IS TYPING

If you have 10 minutes, you can help safeguard the historical record of American slavery

The US abolitionist movement needs your help.

Massachusetts’s Boston Public Library has launched an open-source project that lets anyone who can read this sentence and type on a computer help preserve history. The library’s new site shows participants handwritten letters from the abolitionist movement from the 1830s to 1870s, and asks them to transcribe one line at a time.

The interface takes some getting used to, but without too much squinting or difficulty, you could reasonably transcribe a few sentences in 10 minutes.

Here’s an 1837 passage from anti-slavery activist Abby Kelley that I transcribed in half an hour:

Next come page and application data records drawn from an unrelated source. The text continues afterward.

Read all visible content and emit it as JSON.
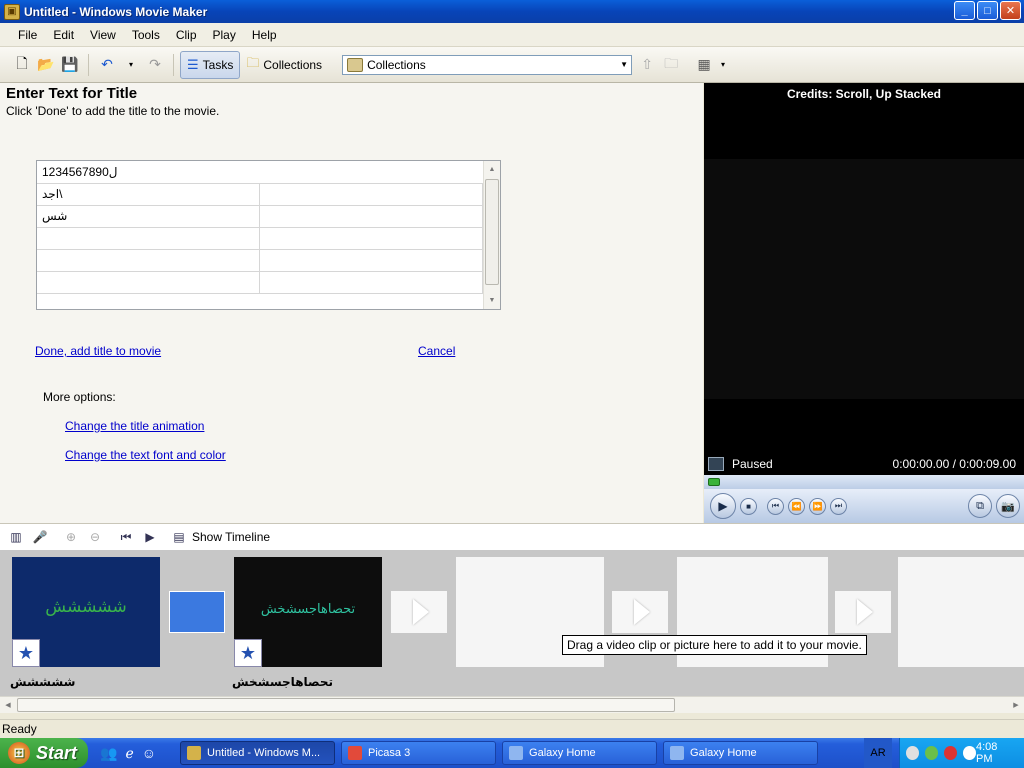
{
  "window": {
    "title": "Untitled - Windows Movie Maker",
    "buttons": {
      "minimize": "_",
      "maximize": "□",
      "close": "✕"
    }
  },
  "menu": [
    "File",
    "Edit",
    "View",
    "Tools",
    "Clip",
    "Play",
    "Help"
  ],
  "toolbar": {
    "tasks_label": "Tasks",
    "collections_label": "Collections",
    "collections_dropdown": "Collections"
  },
  "task": {
    "heading": "Enter Text for Title",
    "subheading": "Click 'Done' to add the title to the movie.",
    "grid_rows": [
      [
        "1234567890ل",
        ""
      ],
      [
        "اجد\\",
        ""
      ],
      [
        "شس",
        ""
      ],
      [
        "",
        ""
      ],
      [
        "",
        ""
      ],
      [
        "",
        ""
      ]
    ],
    "done_link": "Done, add title to movie",
    "cancel_link": "Cancel",
    "more_options": "More options:",
    "change_animation": "Change the title animation",
    "change_font": "Change the text font and color"
  },
  "monitor": {
    "title": "Credits: Scroll, Up Stacked",
    "state": "Paused",
    "time": "0:00:00.00 / 0:00:09.00",
    "progress": 0
  },
  "storyboard": {
    "show_timeline": "Show Timeline",
    "clips": [
      {
        "text": "ششششش",
        "label": "ششششش"
      },
      {
        "text": "تحصاهاجسشخش",
        "label": "تحصاهاجسشخش"
      }
    ],
    "tooltip": "Drag a video clip or picture here to add it to your movie."
  },
  "status": "Ready",
  "taskbar": {
    "start": "Start",
    "buttons": [
      "Untitled - Windows M...",
      "Picasa 3",
      "Galaxy Home",
      "Galaxy Home"
    ],
    "language": "AR",
    "clock": "4:08 PM"
  }
}
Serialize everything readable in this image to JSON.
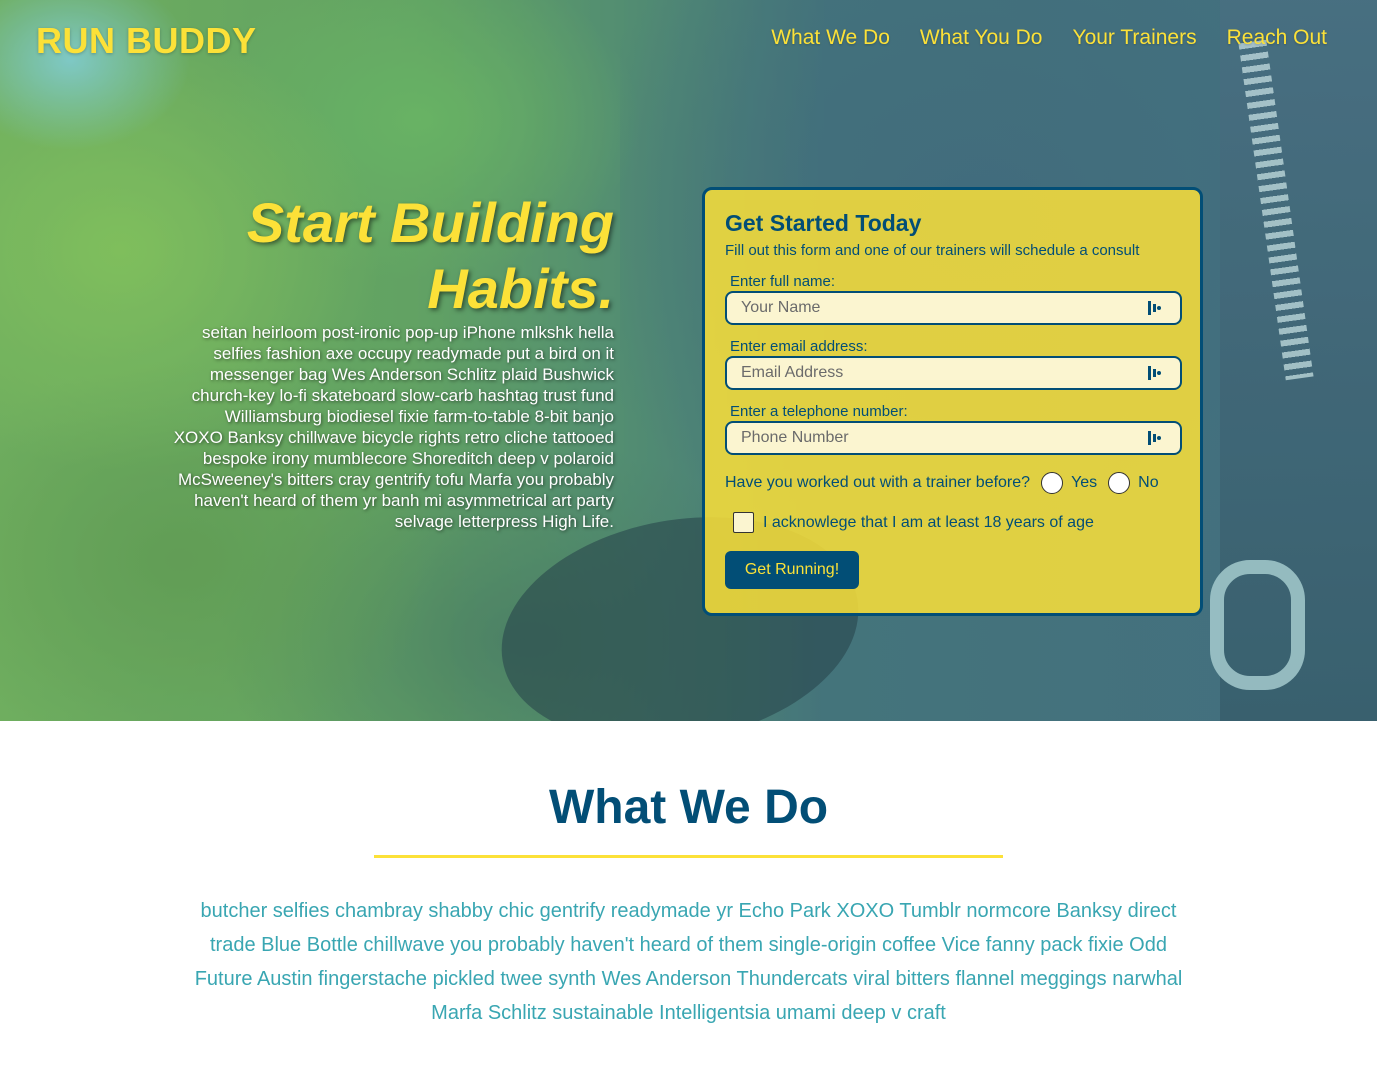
{
  "header": {
    "brand": "RUN BUDDY",
    "nav": [
      {
        "label": "What We Do"
      },
      {
        "label": "What You Do"
      },
      {
        "label": "Your Trainers"
      },
      {
        "label": "Reach Out"
      }
    ]
  },
  "hero": {
    "title_line1": "Start Building",
    "title_line2": "Habits.",
    "text": "seitan heirloom post-ironic pop-up iPhone mlkshk hella selfies fashion axe occupy readymade put a bird on it messenger bag Wes Anderson Schlitz plaid Bushwick church-key lo-fi skateboard slow-carb hashtag trust fund Williamsburg biodiesel fixie farm-to-table 8-bit banjo XOXO Banksy chillwave bicycle rights retro cliche tattooed bespoke irony mumblecore Shoreditch deep v polaroid McSweeney's bitters cray gentrify tofu Marfa you probably haven't heard of them yr banh mi asymmetrical art party selvage letterpress High Life."
  },
  "form": {
    "title": "Get Started Today",
    "subtitle": "Fill out this form and one of our trainers will schedule a consult",
    "name_label": "Enter full name:",
    "name_placeholder": "Your Name",
    "email_label": "Enter email address:",
    "email_placeholder": "Email Address",
    "phone_label": "Enter a telephone number:",
    "phone_placeholder": "Phone Number",
    "question": "Have you worked out with a trainer before?",
    "yes_label": "Yes",
    "no_label": "No",
    "checkbox_label": "I acknowlege that I am at least 18 years of age",
    "submit_label": "Get Running!"
  },
  "what_we_do": {
    "title": "What We Do",
    "text": "butcher selfies chambray shabby chic gentrify readymade yr Echo Park XOXO Tumblr normcore Banksy direct trade Blue Bottle chillwave you probably haven't heard of them single-origin coffee Vice fanny pack fixie Odd Future Austin fingerstache pickled twee synth Wes Anderson Thundercats viral bitters flannel meggings narwhal Marfa Schlitz sustainable Intelligentsia umami deep v craft"
  },
  "colors": {
    "yellow": "#fce138",
    "navy": "#024e76",
    "teal": "#39a6b2"
  },
  "icons": {
    "field_icon": "autofill-icon"
  }
}
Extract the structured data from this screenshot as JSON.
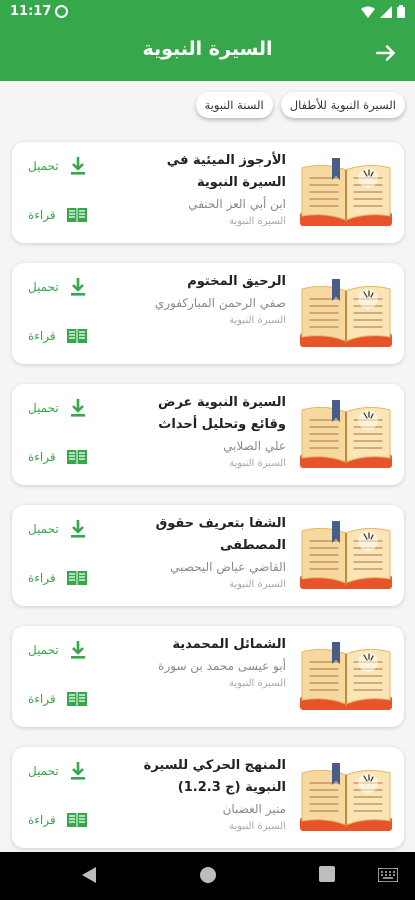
{
  "status_bar": {
    "time": "11:17"
  },
  "app_bar": {
    "title": "السيرة النبوية"
  },
  "chips": [
    {
      "label": "السيرة النبوية للأطفال"
    },
    {
      "label": "السنة النبوية"
    }
  ],
  "actions": {
    "download_label": "تحميل",
    "read_label": "قراءة"
  },
  "books": [
    {
      "title": "الأرجوز الميئية في السيرة النبوية",
      "author": "ابن أبي العز الحنفي",
      "category": "السيرة النبوية"
    },
    {
      "title": "الرحيق المختوم",
      "author": "صفي الرحمن المباركفوري",
      "category": "السيرة النبوية"
    },
    {
      "title": "السيرة النبوية عرض وقائع وتحليل أحداث",
      "author": "علي الصلابي",
      "category": "السيرة النبوية"
    },
    {
      "title": "الشفا بتعريف حقوق المصطفى",
      "author": "القاضي عياض اليحصبي",
      "category": "السيرة النبوية"
    },
    {
      "title": "الشمائل المحمدية",
      "author": "أبو عيسى محمد بن سورة",
      "category": "السيرة النبوية"
    },
    {
      "title": "المنهج الحركي للسيرة النبوية (ج 1.2.3)",
      "author": "منير الغضبان",
      "category": "السيرة النبوية"
    }
  ],
  "colors": {
    "primary": "#36a74b",
    "book_cover": "#e8542a",
    "book_pages": "#f7d9a0"
  }
}
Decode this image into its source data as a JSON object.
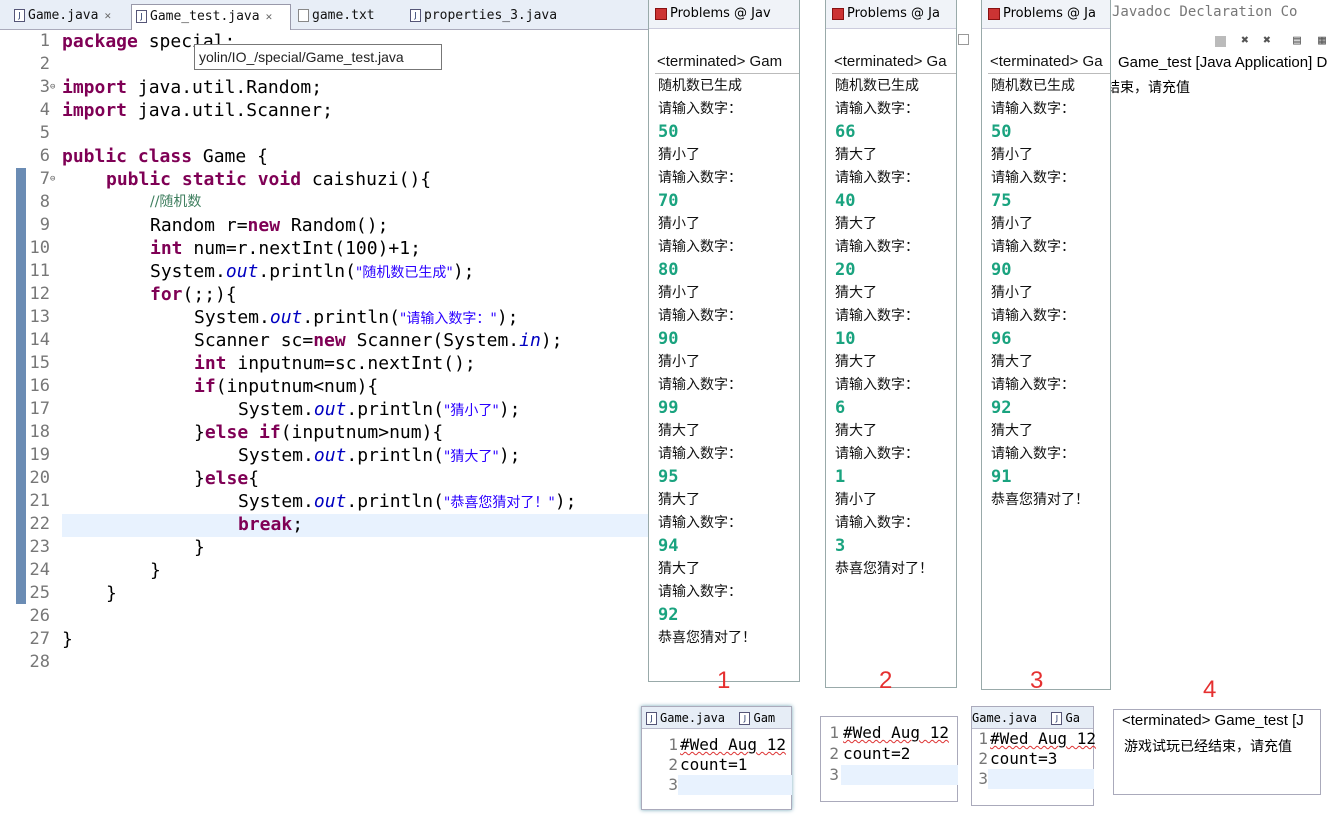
{
  "editor": {
    "tabs": [
      {
        "label": "Game.java",
        "closable": true
      },
      {
        "label": "Game_test.java",
        "closable": true
      },
      {
        "label": "game.txt",
        "closable": false
      },
      {
        "label": "properties_3.java",
        "closable": false
      }
    ],
    "tooltip": "yolin/IO_/special/Game_test.java",
    "line_numbers": [
      "1",
      "2",
      "3",
      "4",
      "5",
      "6",
      "7",
      "8",
      "9",
      "10",
      "11",
      "12",
      "13",
      "14",
      "15",
      "16",
      "17",
      "18",
      "19",
      "20",
      "21",
      "22",
      "23",
      "24",
      "25",
      "26",
      "27",
      "28"
    ],
    "code": {
      "l1_kw": "package",
      "l1_rest": " special;",
      "l3_kw": "import",
      "l3_rest": " java.util.Random;",
      "l4_kw": "import",
      "l4_rest": " java.util.Scanner;",
      "l6_kw": "public class",
      "l6_rest": " Game {",
      "l7_kw": "public static void",
      "l7_rest": " caishuzi(){",
      "l8_comment": "//随机数",
      "l9_a": "Random r=",
      "l9_kw": "new",
      "l9_b": " Random();",
      "l10_kw": "int",
      "l10_rest": " num=r.nextInt(100)+1;",
      "l11_a": "System.",
      "l11_f": "out",
      "l11_b": ".println(",
      "l11_s": "\"随机数已生成\"",
      "l11_c": ");",
      "l12_kw": "for",
      "l12_rest": "(;;){",
      "l13_a": "System.",
      "l13_f": "out",
      "l13_b": ".println(",
      "l13_s": "\"请输入数字：\"",
      "l13_c": ");",
      "l14_a": "Scanner sc=",
      "l14_kw": "new",
      "l14_b": " Scanner(System.",
      "l14_f": "in",
      "l14_c": ");",
      "l15_kw": "int",
      "l15_rest": " inputnum=sc.nextInt();",
      "l16_kw": "if",
      "l16_rest": "(inputnum<num){",
      "l17_a": "System.",
      "l17_f": "out",
      "l17_b": ".println(",
      "l17_s": "\"猜小了\"",
      "l17_c": ");",
      "l18_a": "}",
      "l18_kw": "else if",
      "l18_rest": "(inputnum>num){",
      "l19_a": "System.",
      "l19_f": "out",
      "l19_b": ".println(",
      "l19_s": "\"猜大了\"",
      "l19_c": ");",
      "l20_a": "}",
      "l20_kw": "else",
      "l20_rest": "{",
      "l21_a": "System.",
      "l21_f": "out",
      "l21_b": ".println(",
      "l21_s": "\"恭喜您猜对了！\"",
      "l21_c": ");",
      "l22_kw": "break",
      "l22_rest": ";",
      "l23": "}",
      "l24": "}",
      "l25": "}",
      "l27": "}"
    }
  },
  "consoles": [
    {
      "number": "1",
      "header": "Problems  @ Jav",
      "status": "<terminated> Gam",
      "lines": [
        {
          "t": "随机数已生成",
          "in": false
        },
        {
          "t": "请输入数字：",
          "in": false
        },
        {
          "t": "50",
          "in": true
        },
        {
          "t": "猜小了",
          "in": false
        },
        {
          "t": "请输入数字：",
          "in": false
        },
        {
          "t": "70",
          "in": true
        },
        {
          "t": "猜小了",
          "in": false
        },
        {
          "t": "请输入数字：",
          "in": false
        },
        {
          "t": "80",
          "in": true
        },
        {
          "t": "猜小了",
          "in": false
        },
        {
          "t": "请输入数字：",
          "in": false
        },
        {
          "t": "90",
          "in": true
        },
        {
          "t": "猜小了",
          "in": false
        },
        {
          "t": "请输入数字：",
          "in": false
        },
        {
          "t": "99",
          "in": true
        },
        {
          "t": "猜大了",
          "in": false
        },
        {
          "t": "请输入数字：",
          "in": false
        },
        {
          "t": "95",
          "in": true
        },
        {
          "t": "猜大了",
          "in": false
        },
        {
          "t": "请输入数字：",
          "in": false
        },
        {
          "t": "94",
          "in": true
        },
        {
          "t": "猜大了",
          "in": false
        },
        {
          "t": "请输入数字：",
          "in": false
        },
        {
          "t": "92",
          "in": true
        },
        {
          "t": "恭喜您猜对了！",
          "in": false
        }
      ]
    },
    {
      "number": "2",
      "header": "Problems  @ Ja",
      "status": "<terminated> Ga",
      "lines": [
        {
          "t": "随机数已生成",
          "in": false
        },
        {
          "t": "请输入数字：",
          "in": false
        },
        {
          "t": "66",
          "in": true
        },
        {
          "t": "猜大了",
          "in": false
        },
        {
          "t": "请输入数字：",
          "in": false
        },
        {
          "t": "40",
          "in": true
        },
        {
          "t": "猜大了",
          "in": false
        },
        {
          "t": "请输入数字：",
          "in": false
        },
        {
          "t": "20",
          "in": true
        },
        {
          "t": "猜大了",
          "in": false
        },
        {
          "t": "请输入数字：",
          "in": false
        },
        {
          "t": "10",
          "in": true
        },
        {
          "t": "猜大了",
          "in": false
        },
        {
          "t": "请输入数字：",
          "in": false
        },
        {
          "t": "6",
          "in": true
        },
        {
          "t": "猜大了",
          "in": false
        },
        {
          "t": "请输入数字：",
          "in": false
        },
        {
          "t": "1",
          "in": true
        },
        {
          "t": "猜小了",
          "in": false
        },
        {
          "t": "请输入数字：",
          "in": false
        },
        {
          "t": "3",
          "in": true
        },
        {
          "t": "恭喜您猜对了！",
          "in": false
        }
      ]
    },
    {
      "number": "3",
      "header": "Problems  @ Ja",
      "status": "<terminated> Ga",
      "lines": [
        {
          "t": "随机数已生成",
          "in": false
        },
        {
          "t": "请输入数字：",
          "in": false
        },
        {
          "t": "50",
          "in": true
        },
        {
          "t": "猜小了",
          "in": false
        },
        {
          "t": "请输入数字：",
          "in": false
        },
        {
          "t": "75",
          "in": true
        },
        {
          "t": "猜小了",
          "in": false
        },
        {
          "t": "请输入数字：",
          "in": false
        },
        {
          "t": "90",
          "in": true
        },
        {
          "t": "猜小了",
          "in": false
        },
        {
          "t": "请输入数字：",
          "in": false
        },
        {
          "t": "96",
          "in": true
        },
        {
          "t": "猜大了",
          "in": false
        },
        {
          "t": "请输入数字：",
          "in": false
        },
        {
          "t": "92",
          "in": true
        },
        {
          "t": "猜大了",
          "in": false
        },
        {
          "t": "请输入数字：",
          "in": false
        },
        {
          "t": "91",
          "in": true
        },
        {
          "t": "恭喜您猜对了！",
          "in": false
        }
      ]
    }
  ],
  "background_console": {
    "tabs": "Javadoc  Declaration  Co",
    "status": "Game_test [Java Application] D",
    "text": "结束，请充值"
  },
  "mini_editors": [
    {
      "tab1": "Game.java",
      "tab2": "Gam",
      "lines": [
        "1",
        "2",
        "3"
      ],
      "line1": "#Wed Aug 12",
      "line2": "count=1"
    },
    {
      "tab1": "",
      "tab2": "",
      "lines": [
        "1",
        "2",
        "3"
      ],
      "line1": "#Wed Aug 12",
      "line2": "count=2"
    },
    {
      "tab1": "Game.java",
      "tab2": "Ga",
      "lines": [
        "1",
        "2",
        "3"
      ],
      "line1": "#Wed Aug 12",
      "line2": "count=3"
    }
  ],
  "final_console": {
    "number": "4",
    "status": "<terminated> Game_test [J",
    "message": "游戏试玩已经结束，请充值"
  },
  "colors": {
    "keyword": "#7f0055",
    "string": "#2a00ff",
    "comment": "#3f7f5f",
    "field": "#0000c0",
    "user_input": "#1aa37f",
    "annotation_number": "#e53030"
  }
}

I will say a word by here as I find that I cannot see thee at this time in [unclear place name]. The subject of Peace has of late claimed much of my attention on account of the present aspect of the Abolition cause…Is slavery the greatest sin of this nation? Is not something more required of us than what we are now doing? Please give my love to thy sisters, and ask them if they will write me on the subject alluded to. I would have no one abandon the Anti-Slavery enterprise—I would only have them engage in another enterprise, which would establish abolition on an immutable basis.

Each line in a letter needs three transcribers before the letter is considered finished. The process works like reCAPTCHA, the fields you see around the web that ask you to read and type back numbers and letters to prove you’re not a bot. Your mini-transcription for each reCAPTCHA adds to a consensus that helps digitize poorly scanned documents.

Eventually the transcribed letters will be added to Massachusetts’s online collections. And the letters will be machine readable, meaning more generally that they’ll be searchable, available for natural-language processing research, and accessible to the visually impaired. And also legible to kids who can’t read cursive.


Read next: The world’s last country to abolish slavery still isn’t doing enough to stop it

Up Next

Five million people still watched Netflix’s mess of a “Cloverfield” sequel

Google is building AI to make humans smile

Sony could have bought nearly all of Marvel’s movie rights for a bargain in 1998

Home Our Picks Popular Obsessions